I. IntroductionnnnnIntroduction to Magnetic Resonance Imaging and SpectroscopynnPippa StoreynnnnMagnetic Resonance Microscopy: Concepts, Challenges, and State-of-the-ArtnnBarjor GiminnnnII. AnatomynnnnMagnetic Resonance Imaging of Embryonic and Fetal Development in Model SystemsnnEric T. Ahrens, Mangala Srinivas, Saverio Capuano, Hyagriv N. Simhan, and Gerald P. SchattennnnnMouse Morphological Phenotyping With Magnetic Resonance ImagingnnX. Josette ChennnnnMagnetic Resonance Microscopy of Mouse Brain DevelopmentnnSusumu Mori, Jiangyang Zhang, and Jeff W. M. BultennnnIII. PhysiologynnnnQuantitative Perfusion Imaging Using Arterial Spin LabelingnnDonald S. WilliamsnnnnPhysiology of Functional Magnetic Resonance Imaging: Energetics and FunctionnnIkuhiro Kida and Fahmeed HydernnnnFunctional Magnetic Resonance Imaging of the KidneynnPottumarthi V. PrasadnnnnCardiac Magnetic Resonance Spectroscopy: A Window for Studying PhysiologynnMichael HornnnnnIV. PathophysiologynnnnApplication of Magnetic Resonance Imaging to Study Pathophysiology in Brain Disease ModelsnnRick M. DijkhuizennnnnMagnetic Resonance Imaging of Tumor PhysiologynnArvind P. PathaknnnnMagnetic Resonance Imaging in Preclinical Drug DevelopmentnnMatthew D. Silva and Sudeep ChandrannnnV. Novel Contrast Agents and MechanismsnnnnHyperpolarized Gas and Oxygen-Enhanced Magnetic Resonance Imaging nnVu M. MainnnnTissue pH Measurement by Magnetic Resonance Spectroscopy and Imaging nnNatarajan RaghunandnnnnBiological Applications of Manganese-Enhanced Magnetic Resonance ImagingnnRobia G. PautlernnnnTargeted Magnetic Resonance Imaging Contrast AgentsnnShelton D. Caruthers, Patrick M. Winter, Samuel A. Wickline, and Gregory M. LanzannnnDesign and Characterization of Magnetic Resonance Imaging Gene Reporters nnAngelique LouiennnnIntracellular Endosomal Magnetic Labeling of CellsnnJeff W. M. BultennnnIndex

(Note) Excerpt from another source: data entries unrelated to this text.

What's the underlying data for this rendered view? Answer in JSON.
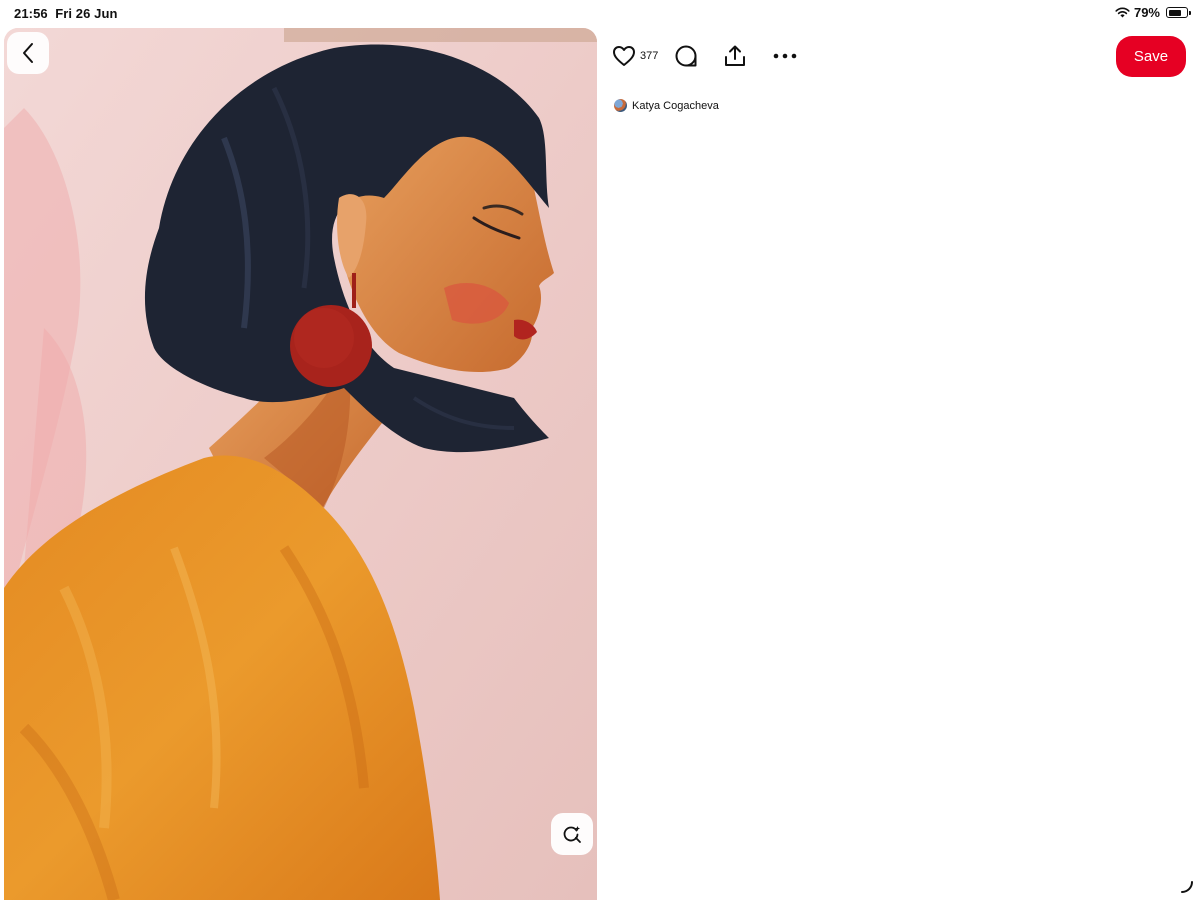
{
  "status_bar": {
    "time": "21:56",
    "date": "Fri 26 Jun",
    "battery_text": "79%",
    "battery_level": 0.79
  },
  "pin": {
    "image_description_icon": "painting-image",
    "back_icon": "chevron-left-icon",
    "visual_search_icon": "visual-search-icon"
  },
  "actions": {
    "like_icon": "heart-icon",
    "like_count": "377",
    "comment_icon": "comment-icon",
    "share_icon": "share-icon",
    "more_icon": "more-icon",
    "save_label": "Save"
  },
  "creator": {
    "name": "Katya Cogacheva"
  },
  "colors": {
    "save": "#e60023",
    "background": "#ffffff"
  }
}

Leading experts in the use of MRI explain its basic principles and demonstrate its power to understand biological processes with numerous cutting-edge applications. To illustrate its capability to reveal exquisite anatomical detail, the authors discuss MRI applications to developmental biology, mouse phenotyping, and fiber architecture. MRI can also provide information about organ and tissue function based on endogenous cantrast mechanisms. Examples of brain, kidney, and cardiac function are included, as well as applications to neuro and tumor pathophysiology. In addition, the volume demonstrates the use of exogenous contrast material in functional assessment of the lung, noninvasive evaluation of tissue pH, the imaging of metabolic activity or gene expression that occur on a molecular level, and cellular labeling using superparamagnetic iron oxide contrast agents.